EXERCISE GOAL:
What follows is a listing. Write it all out exactly.

________________________________________

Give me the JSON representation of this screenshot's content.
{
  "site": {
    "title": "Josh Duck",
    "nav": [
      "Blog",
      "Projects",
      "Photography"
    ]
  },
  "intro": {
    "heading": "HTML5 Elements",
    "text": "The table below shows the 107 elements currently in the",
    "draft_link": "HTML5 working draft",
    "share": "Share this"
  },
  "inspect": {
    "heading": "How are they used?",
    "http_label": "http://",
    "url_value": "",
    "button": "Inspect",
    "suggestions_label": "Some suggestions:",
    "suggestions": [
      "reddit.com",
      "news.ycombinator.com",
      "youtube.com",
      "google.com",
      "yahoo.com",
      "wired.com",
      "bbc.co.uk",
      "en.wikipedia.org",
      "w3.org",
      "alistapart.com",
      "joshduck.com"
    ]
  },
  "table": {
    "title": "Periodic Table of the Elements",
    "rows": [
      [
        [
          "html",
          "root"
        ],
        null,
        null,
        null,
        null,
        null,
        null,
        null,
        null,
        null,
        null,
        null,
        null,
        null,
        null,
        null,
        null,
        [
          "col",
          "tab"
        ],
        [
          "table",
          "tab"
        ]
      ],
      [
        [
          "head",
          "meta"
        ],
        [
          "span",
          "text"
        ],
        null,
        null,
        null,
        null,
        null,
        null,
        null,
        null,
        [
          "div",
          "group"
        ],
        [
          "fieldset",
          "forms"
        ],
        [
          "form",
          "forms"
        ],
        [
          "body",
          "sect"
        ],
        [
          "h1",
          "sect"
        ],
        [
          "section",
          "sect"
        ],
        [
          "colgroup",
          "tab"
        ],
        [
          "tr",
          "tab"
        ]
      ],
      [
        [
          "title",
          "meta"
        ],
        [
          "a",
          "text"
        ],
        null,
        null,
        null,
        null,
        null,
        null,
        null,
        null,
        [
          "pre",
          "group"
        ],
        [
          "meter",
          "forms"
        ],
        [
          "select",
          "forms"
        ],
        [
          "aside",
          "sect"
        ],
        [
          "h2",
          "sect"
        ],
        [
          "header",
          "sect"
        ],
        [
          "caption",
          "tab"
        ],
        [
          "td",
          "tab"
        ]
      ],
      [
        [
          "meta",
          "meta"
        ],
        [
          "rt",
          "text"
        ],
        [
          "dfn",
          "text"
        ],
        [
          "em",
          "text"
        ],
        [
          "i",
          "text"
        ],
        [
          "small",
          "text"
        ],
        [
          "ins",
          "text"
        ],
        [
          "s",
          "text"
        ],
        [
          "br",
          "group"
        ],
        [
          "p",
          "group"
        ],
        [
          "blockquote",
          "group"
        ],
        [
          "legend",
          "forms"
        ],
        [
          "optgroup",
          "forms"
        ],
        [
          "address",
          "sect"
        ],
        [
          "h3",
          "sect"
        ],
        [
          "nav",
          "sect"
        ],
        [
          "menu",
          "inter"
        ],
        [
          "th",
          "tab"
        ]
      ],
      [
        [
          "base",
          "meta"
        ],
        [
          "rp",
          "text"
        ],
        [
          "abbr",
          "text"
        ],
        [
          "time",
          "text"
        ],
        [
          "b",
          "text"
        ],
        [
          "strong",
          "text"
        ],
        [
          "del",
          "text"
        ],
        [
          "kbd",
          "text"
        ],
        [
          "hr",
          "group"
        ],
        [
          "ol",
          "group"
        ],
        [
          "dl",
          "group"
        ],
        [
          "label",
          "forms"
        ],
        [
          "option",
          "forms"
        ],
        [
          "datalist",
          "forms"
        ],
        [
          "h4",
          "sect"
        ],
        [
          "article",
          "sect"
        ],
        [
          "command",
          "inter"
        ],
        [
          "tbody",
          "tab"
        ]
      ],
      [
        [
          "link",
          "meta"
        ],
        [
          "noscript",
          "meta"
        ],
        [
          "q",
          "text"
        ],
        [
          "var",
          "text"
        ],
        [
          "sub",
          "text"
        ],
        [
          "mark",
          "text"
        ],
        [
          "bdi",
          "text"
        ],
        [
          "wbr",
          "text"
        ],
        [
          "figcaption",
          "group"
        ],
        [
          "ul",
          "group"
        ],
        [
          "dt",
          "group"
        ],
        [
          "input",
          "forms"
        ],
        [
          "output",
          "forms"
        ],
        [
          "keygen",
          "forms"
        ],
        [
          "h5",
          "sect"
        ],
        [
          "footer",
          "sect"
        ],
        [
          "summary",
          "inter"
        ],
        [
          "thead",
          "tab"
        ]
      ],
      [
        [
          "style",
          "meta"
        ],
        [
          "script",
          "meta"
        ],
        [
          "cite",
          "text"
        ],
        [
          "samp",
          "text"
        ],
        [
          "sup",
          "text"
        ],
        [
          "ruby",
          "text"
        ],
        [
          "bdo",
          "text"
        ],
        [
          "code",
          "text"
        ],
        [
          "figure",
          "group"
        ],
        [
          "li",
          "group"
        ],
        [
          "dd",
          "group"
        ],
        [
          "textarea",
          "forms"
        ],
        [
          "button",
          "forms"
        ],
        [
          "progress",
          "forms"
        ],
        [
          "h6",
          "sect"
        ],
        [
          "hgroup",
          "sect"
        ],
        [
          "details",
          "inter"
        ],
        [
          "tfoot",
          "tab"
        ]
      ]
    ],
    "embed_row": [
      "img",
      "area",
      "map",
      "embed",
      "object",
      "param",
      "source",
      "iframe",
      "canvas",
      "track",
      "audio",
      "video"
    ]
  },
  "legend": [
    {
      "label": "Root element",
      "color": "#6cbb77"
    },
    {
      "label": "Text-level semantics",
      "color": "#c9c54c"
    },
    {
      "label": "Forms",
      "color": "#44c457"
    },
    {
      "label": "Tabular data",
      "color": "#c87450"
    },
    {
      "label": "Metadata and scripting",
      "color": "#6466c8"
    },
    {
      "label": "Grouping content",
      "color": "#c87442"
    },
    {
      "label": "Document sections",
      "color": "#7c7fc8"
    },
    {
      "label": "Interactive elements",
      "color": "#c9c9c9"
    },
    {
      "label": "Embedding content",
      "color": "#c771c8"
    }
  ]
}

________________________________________

EXPECTED ANSWER:
Give me the JSON representation of this screenshot's content.
{
  "site": {
    "title": "Josh Duck",
    "nav": [
      "Blog",
      "Projects",
      "Photography"
    ]
  },
  "intro": {
    "heading": "HTML5 Elements",
    "text": "The table below shows the 107 elements currently in the",
    "draft_link": "HTML5 working draft",
    "share": "Share this"
  },
  "inspect": {
    "heading": "How are they used?",
    "http_label": "http://",
    "url_value": "",
    "button": "Inspect",
    "suggestions_label": "Some suggestions:",
    "suggestions": [
      "reddit.com",
      "news.ycombinator.com",
      "youtube.com",
      "google.com",
      "yahoo.com",
      "wired.com",
      "bbc.co.uk",
      "en.wikipedia.org",
      "w3.org",
      "alistapart.com",
      "joshduck.com"
    ]
  },
  "table": {
    "title": "Periodic Table of the Elements",
    "rows": [
      [
        [
          "html",
          "root"
        ],
        null,
        null,
        null,
        null,
        null,
        null,
        null,
        null,
        null,
        null,
        null,
        null,
        null,
        null,
        null,
        null,
        [
          "col",
          "tab"
        ],
        [
          "table",
          "tab"
        ]
      ],
      [
        [
          "head",
          "meta"
        ],
        [
          "span",
          "text"
        ],
        null,
        null,
        null,
        null,
        null,
        null,
        null,
        null,
        [
          "div",
          "group"
        ],
        [
          "fieldset",
          "forms"
        ],
        [
          "form",
          "forms"
        ],
        [
          "body",
          "sect"
        ],
        [
          "h1",
          "sect"
        ],
        [
          "section",
          "sect"
        ],
        [
          "colgroup",
          "tab"
        ],
        [
          "tr",
          "tab"
        ]
      ],
      [
        [
          "title",
          "meta"
        ],
        [
          "a",
          "text"
        ],
        null,
        null,
        null,
        null,
        null,
        null,
        null,
        null,
        [
          "pre",
          "group"
        ],
        [
          "meter",
          "forms"
        ],
        [
          "select",
          "forms"
        ],
        [
          "aside",
          "sect"
        ],
        [
          "h2",
          "sect"
        ],
        [
          "header",
          "sect"
        ],
        [
          "caption",
          "tab"
        ],
        [
          "td",
          "tab"
        ]
      ],
      [
        [
          "meta",
          "meta"
        ],
        [
          "rt",
          "text"
        ],
        [
          "dfn",
          "text"
        ],
        [
          "em",
          "text"
        ],
        [
          "i",
          "text"
        ],
        [
          "small",
          "text"
        ],
        [
          "ins",
          "text"
        ],
        [
          "s",
          "text"
        ],
        [
          "br",
          "group"
        ],
        [
          "p",
          "group"
        ],
        [
          "blockquote",
          "group"
        ],
        [
          "legend",
          "forms"
        ],
        [
          "optgroup",
          "forms"
        ],
        [
          "address",
          "sect"
        ],
        [
          "h3",
          "sect"
        ],
        [
          "nav",
          "sect"
        ],
        [
          "menu",
          "inter"
        ],
        [
          "th",
          "tab"
        ]
      ],
      [
        [
          "base",
          "meta"
        ],
        [
          "rp",
          "text"
        ],
        [
          "abbr",
          "text"
        ],
        [
          "time",
          "text"
        ],
        [
          "b",
          "text"
        ],
        [
          "strong",
          "text"
        ],
        [
          "del",
          "text"
        ],
        [
          "kbd",
          "text"
        ],
        [
          "hr",
          "group"
        ],
        [
          "ol",
          "group"
        ],
        [
          "dl",
          "group"
        ],
        [
          "label",
          "forms"
        ],
        [
          "option",
          "forms"
        ],
        [
          "datalist",
          "forms"
        ],
        [
          "h4",
          "sect"
        ],
        [
          "article",
          "sect"
        ],
        [
          "command",
          "inter"
        ],
        [
          "tbody",
          "tab"
        ]
      ],
      [
        [
          "link",
          "meta"
        ],
        [
          "noscript",
          "meta"
        ],
        [
          "q",
          "text"
        ],
        [
          "var",
          "text"
        ],
        [
          "sub",
          "text"
        ],
        [
          "mark",
          "text"
        ],
        [
          "bdi",
          "text"
        ],
        [
          "wbr",
          "text"
        ],
        [
          "figcaption",
          "group"
        ],
        [
          "ul",
          "group"
        ],
        [
          "dt",
          "group"
        ],
        [
          "input",
          "forms"
        ],
        [
          "output",
          "forms"
        ],
        [
          "keygen",
          "forms"
        ],
        [
          "h5",
          "sect"
        ],
        [
          "footer",
          "sect"
        ],
        [
          "summary",
          "inter"
        ],
        [
          "thead",
          "tab"
        ]
      ],
      [
        [
          "style",
          "meta"
        ],
        [
          "script",
          "meta"
        ],
        [
          "cite",
          "text"
        ],
        [
          "samp",
          "text"
        ],
        [
          "sup",
          "text"
        ],
        [
          "ruby",
          "text"
        ],
        [
          "bdo",
          "text"
        ],
        [
          "code",
          "text"
        ],
        [
          "figure",
          "group"
        ],
        [
          "li",
          "group"
        ],
        [
          "dd",
          "group"
        ],
        [
          "textarea",
          "forms"
        ],
        [
          "button",
          "forms"
        ],
        [
          "progress",
          "forms"
        ],
        [
          "h6",
          "sect"
        ],
        [
          "hgroup",
          "sect"
        ],
        [
          "details",
          "inter"
        ],
        [
          "tfoot",
          "tab"
        ]
      ]
    ],
    "embed_row": [
      "img",
      "area",
      "map",
      "embed",
      "object",
      "param",
      "source",
      "iframe",
      "canvas",
      "track",
      "audio",
      "video"
    ]
  },
  "legend": [
    {
      "label": "Root element",
      "color": "#6cbb77"
    },
    {
      "label": "Text-level semantics",
      "color": "#c9c54c"
    },
    {
      "label": "Forms",
      "color": "#44c457"
    },
    {
      "label": "Tabular data",
      "color": "#c87450"
    },
    {
      "label": "Metadata and scripting",
      "color": "#6466c8"
    },
    {
      "label": "Grouping content",
      "color": "#c87442"
    },
    {
      "label": "Document sections",
      "color": "#7c7fc8"
    },
    {
      "label": "Interactive elements",
      "color": "#c9c9c9"
    },
    {
      "label": "Embedding content",
      "color": "#c771c8"
    }
  ]
}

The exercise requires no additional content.